Hello every body
During this project i am going to animate an eagle which is about to fly.first of all i draw just figure of that egale in one frame on paper then scane it in my computer .the next step would be change it to vector style i have two ideas
1-draw it in synfig by Bline tool
2-Draw it in Inkscape then import as svg in synfig(i find inkscape easier to work rather than synfig)
this is my first experiment on vectorization images an animating vectors so i have no idea which way would be more help full so please help me
here is image plan of that eagle
Hello every body
first of all please try to trace it in Synfig first. The resulting animation will be much more pleased and easy to do.

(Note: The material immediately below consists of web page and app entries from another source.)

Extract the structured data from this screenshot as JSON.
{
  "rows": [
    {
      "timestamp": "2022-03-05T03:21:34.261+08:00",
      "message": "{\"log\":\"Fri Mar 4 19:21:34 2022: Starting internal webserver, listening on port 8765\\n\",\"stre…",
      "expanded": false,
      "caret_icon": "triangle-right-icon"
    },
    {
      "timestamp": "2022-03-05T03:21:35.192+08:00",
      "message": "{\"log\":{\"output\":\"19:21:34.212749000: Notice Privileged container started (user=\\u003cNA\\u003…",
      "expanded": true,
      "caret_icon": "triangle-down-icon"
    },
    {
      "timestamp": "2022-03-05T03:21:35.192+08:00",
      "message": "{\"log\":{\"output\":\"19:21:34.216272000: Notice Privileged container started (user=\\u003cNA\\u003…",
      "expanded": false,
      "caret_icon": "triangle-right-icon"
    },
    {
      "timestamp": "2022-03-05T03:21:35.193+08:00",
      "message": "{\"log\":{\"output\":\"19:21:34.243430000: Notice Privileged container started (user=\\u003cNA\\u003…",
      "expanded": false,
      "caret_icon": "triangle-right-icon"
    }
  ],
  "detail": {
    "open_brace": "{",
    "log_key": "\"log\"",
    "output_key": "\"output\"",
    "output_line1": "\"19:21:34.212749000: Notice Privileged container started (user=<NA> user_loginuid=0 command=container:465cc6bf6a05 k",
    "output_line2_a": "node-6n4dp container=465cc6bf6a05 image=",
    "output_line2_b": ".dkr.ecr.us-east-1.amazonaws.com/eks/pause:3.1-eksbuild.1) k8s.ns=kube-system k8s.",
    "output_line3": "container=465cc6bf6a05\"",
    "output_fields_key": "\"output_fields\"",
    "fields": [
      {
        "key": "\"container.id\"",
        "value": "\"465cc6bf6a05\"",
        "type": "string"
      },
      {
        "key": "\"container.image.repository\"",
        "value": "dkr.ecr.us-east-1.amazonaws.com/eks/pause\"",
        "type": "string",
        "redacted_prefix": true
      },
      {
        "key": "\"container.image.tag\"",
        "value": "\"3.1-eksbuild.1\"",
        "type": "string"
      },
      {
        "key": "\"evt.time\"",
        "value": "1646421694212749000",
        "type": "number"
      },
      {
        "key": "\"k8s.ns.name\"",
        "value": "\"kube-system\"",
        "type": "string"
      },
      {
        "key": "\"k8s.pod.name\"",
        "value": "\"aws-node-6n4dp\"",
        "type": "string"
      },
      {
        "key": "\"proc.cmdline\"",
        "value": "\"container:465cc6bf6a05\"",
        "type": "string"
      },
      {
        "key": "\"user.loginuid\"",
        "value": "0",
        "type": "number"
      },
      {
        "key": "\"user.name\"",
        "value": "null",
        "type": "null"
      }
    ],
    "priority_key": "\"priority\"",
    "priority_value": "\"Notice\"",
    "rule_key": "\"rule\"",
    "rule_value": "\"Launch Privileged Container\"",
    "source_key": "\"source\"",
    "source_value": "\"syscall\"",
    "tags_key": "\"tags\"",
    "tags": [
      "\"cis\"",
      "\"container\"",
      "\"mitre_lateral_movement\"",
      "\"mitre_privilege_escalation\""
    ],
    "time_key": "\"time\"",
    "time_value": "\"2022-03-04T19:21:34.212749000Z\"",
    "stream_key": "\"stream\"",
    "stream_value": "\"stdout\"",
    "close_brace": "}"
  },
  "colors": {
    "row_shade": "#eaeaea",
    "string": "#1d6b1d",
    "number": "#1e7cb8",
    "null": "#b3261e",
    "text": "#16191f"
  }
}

When you start doing such complex animation like an eagle fly you need to start first by drawing the keyframes. It is not needed to draw them very accurately but they should have the basic shapes involved in the character.
It seems that the main shapes involved in the eagle are:
-head (including all the details, at the end it is a compact design)
-wings. Each wing would be needed to be separated into different parts depending on the flying cycle.
-body (including all the details even the legs)
So depending on the flying keyframes you would need to think on different compositions and if you want to morph the shapes or absolutely need to shift to other separated drawing for some parts of the animation.
In a first rough composition, I would divide the eagle in the following parts:
-left wing: composed by wing pieces
-right wing: composed by wing pieces.
See attached image.
So I would add a rotate layer for each wing and tail pieces and link the rotation origin to some part of the body. Also for the wing turn I would change the wing piece color just when they are showing the rear part of the wing and shown in the image.
Hope that helps. Now imagine how complex would it be to draw the wings pieces in Inkscape and organize them for a animation setup like the one I propose.
Hey, nice drawing. Genete is correct! You should try Synfig to learn more how it works. Always separate all body parts ,limbs to animate; the technique, well, you are the director, so you need to decide for each scene what are you going to use. Maybe a cut-out, or a vector morph for a limb…anyway you will need a basis to work with. The rough animation is a good solution to decide what you need. After the rought animation, you import the image sequence as a .lst into synfig.
Another good thing inside Synfig is the line Widht tool, with this tool you are able to control between two points, the line widht, so your illustrations get a “less computer look”.
Another tip: I’ve tryed a lot to draw with tablet inside synfig, it’s not a good idea if you need to control a lot of points, so you need to trace the rough image with the bline tool or the poligon tool.
Ricardo is right. The less ducks and vector points you get, the easier it gets to animate. That is why you should use the bline tool and draw directly in Synfig. Not only because the tools are better or worse than another program but that way you get used quickly to all the bits and pieces of Synfig itself. Most of the bird seems secondary animation. My three cents of advice is to focus on the wings. Change the color like Genete suggested is a good tip. Make a few good keyframes with pencil and brake it down to a few more so you can get a sense of the timing and animation and then import that sequence as a lst file to base your tracing on. The better the keyframes, the better Synfig will take care of the inbetweens. Good luck!
i kind of like the working with synfig .thats fine !!!i am done with tracing the image in synfig .
ihave some problems with coloring the parts
anyway i didnt trace lots of details on eagle sush as feathers to make it easier to animating do u think this is a good idea?
eagle.sifz (20.1 KB)
If you have lot of details, the keyframes (hand drawn keyframes) should be consistent with those details, if not you end with a messed up animation. The amount of details depends in the type of animation/style you have. The more details the harder work. When I have details I use to number them to keep track where each one goes in each keyframe.
Also I tend to trace in B&W and later colour the parts.
Keep it up!